In the past century, ever increasing numbers of immigrants to Canada coupled with the growth of the manufacturing, mining, and service sectors has transformed the nation from a largely rural economy into one primarily industrial and urban. As with other first world nations, the Canadian economy is dominated by the service industry, which employs about three quarters of Canadians. However, Canada is unusual among developed countries in the importance of the primary sector, with the logging and oil industries being two of Canada's most important.
Canada is one of the few developed nations that is a net exporter of energy. Canada has vast deposits of natural gas on the east coast and large oil and gas resources centred in Alberta, and also present in neighbouring British Columbia and Saskatchewan, which can represent a significant opportunity for skilled workers wishing to immigrate to Canada.

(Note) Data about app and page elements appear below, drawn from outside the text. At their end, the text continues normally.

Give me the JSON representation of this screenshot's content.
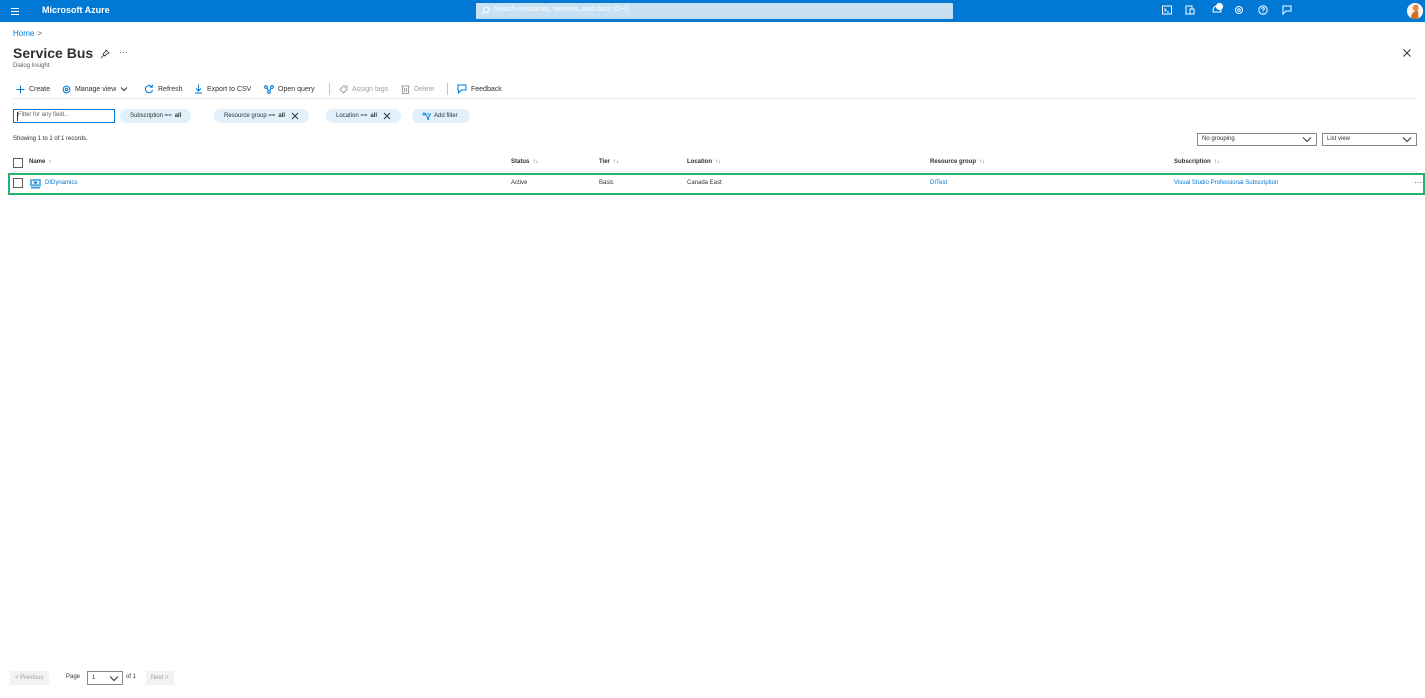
{
  "topbar": {
    "brand": "Microsoft Azure",
    "search_placeholder": "Search resources, services, and docs (G+/)",
    "icons": [
      "terminal-icon",
      "directory-icon",
      "notifications-icon",
      "settings-icon",
      "help-icon",
      "feedback-icon"
    ],
    "accent_color": "#0078d4"
  },
  "breadcrumb": {
    "home": "Home",
    "separator": ">"
  },
  "header": {
    "title": "Service Bus",
    "subtitle": "Dialog Insight",
    "more": "···"
  },
  "toolbar": {
    "create": "Create",
    "manage_view": "Manage view",
    "refresh": "Refresh",
    "export_csv": "Export to CSV",
    "open_query": "Open query",
    "assign_tags": "Assign tags",
    "delete": "Delete",
    "feedback": "Feedback"
  },
  "filters": {
    "input_placeholder": "Filter for any field...",
    "subscription_label": "Subscription ==",
    "subscription_value": "all",
    "resource_group_label": "Resource group ==",
    "resource_group_value": "all",
    "location_label": "Location ==",
    "location_value": "all",
    "add_filter": "Add filter"
  },
  "records_text": "Showing 1 to 1 of 1 records.",
  "grouping": {
    "selected": "No grouping"
  },
  "view": {
    "selected": "List view"
  },
  "table": {
    "columns": {
      "name": "Name",
      "status": "Status",
      "tier": "Tier",
      "location": "Location",
      "resource_group": "Resource group",
      "subscription": "Subscription"
    },
    "sort_glyph": "↑↓",
    "name_sort_glyph": "↑",
    "rows": [
      {
        "name": "DIDynamics",
        "status": "Active",
        "tier": "Basic",
        "location": "Canada East",
        "resource_group": "DITest",
        "subscription": "Visual Studio Professional Subscription",
        "more": "···"
      }
    ],
    "highlight_color": "#26b36f"
  },
  "pager": {
    "previous": "< Previous",
    "page_label": "Page",
    "page_value": "1",
    "of_label": "of 1",
    "next": "Next >"
  }
}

Canada is one of the world's most important suppliers of agricultural products, with the Canadian Prairies being one of the key suppliers of wheat and other grains. Canada is the world's largest producer of zinc and uranium and a world leader in many other natural resources such as gold, nickel, aluminum, and lead; many, if not most, towns in the northern part of the country, where agriculture is difficult, exist because of a nearby mine or source of timber. Skilled workers, immigrating to Canada have also helped Canada develop a sizeable manufacturing sector, centred in southern Ontario, with the automobile industry remaining especially important. Southern Quebec, also boasts a strong manufacturing sector that includes a great number of aeronautics and space industries.
How Immigration is Helping Canada Grow

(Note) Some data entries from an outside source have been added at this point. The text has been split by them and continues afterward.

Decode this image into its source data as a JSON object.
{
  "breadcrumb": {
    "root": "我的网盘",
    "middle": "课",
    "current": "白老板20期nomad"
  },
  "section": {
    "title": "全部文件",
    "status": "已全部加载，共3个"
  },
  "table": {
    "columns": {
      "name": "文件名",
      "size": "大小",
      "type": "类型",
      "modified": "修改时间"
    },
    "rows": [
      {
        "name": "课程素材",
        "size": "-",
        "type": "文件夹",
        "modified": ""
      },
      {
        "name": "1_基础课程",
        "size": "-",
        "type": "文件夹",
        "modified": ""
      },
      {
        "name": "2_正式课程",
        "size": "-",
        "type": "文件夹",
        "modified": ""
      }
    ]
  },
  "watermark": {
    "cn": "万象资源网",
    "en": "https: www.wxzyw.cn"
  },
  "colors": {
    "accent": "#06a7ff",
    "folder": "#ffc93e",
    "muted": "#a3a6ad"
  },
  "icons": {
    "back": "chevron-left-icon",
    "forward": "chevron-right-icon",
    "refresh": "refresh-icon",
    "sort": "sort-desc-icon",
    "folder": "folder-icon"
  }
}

The 2006 national census recorded 31,612,897 people which was a rise of 5.4% since 2001. Population growth is largely accomplished through immigration and, to a lesser extent, natural growth. About three-quarters of Canada's population live within 160 kilometres (100 mi) of the U.S. border.
Education: A Right of Canadian Citizenship
In Canada, the provinces and territories are responsible for education; thus Canada has no national department of education. Immigrants to Canada will be happy to learn that each of the thirteen education systems are similar while reflecting their own regional history, culture and geography. The mandatory school age varies across Canada but generally ranges between the ages of 5-7 to 16-18, contributing to an adult literacy rate that is 99%. Postsecondary education is the responsibility of the provincial and territorial governments that provide most of their funding; the federal government provides additional funding through research grants. In 2002, 43% of Canadians aged between 25 and 64 had post-secondary education; for those aged 25 to 34 the postsecondary attainment reaches 51%.
|Canada's International Rankings|
|A.T. Kearney/Foreign Policy Magazine||Globalization Index 2005||6 of 111|
|IMD International||World Competitiveness Yearbook 2005||5 of 60|
|The Economist||The World in 2005 - Worldwide quality-of-life index, 2005||14 of 111|
|Yale University/Columbia University||Environmental Sustainability Index, 2005||6 of 146|
|Reporters Without Borders World-wide||Press Freedom Index 2006||16 of 168|
|Transparency International||Corruption Perceptions Index 2005||14 of 159|
|Heritage Foundation/The Wall Street Journal||Index of Economic Freedom, 2007||10 of 161|
|Canada was ranked number one country by the United Nations' Human Development Index 10 times out of 16 between 1980 and 2004.|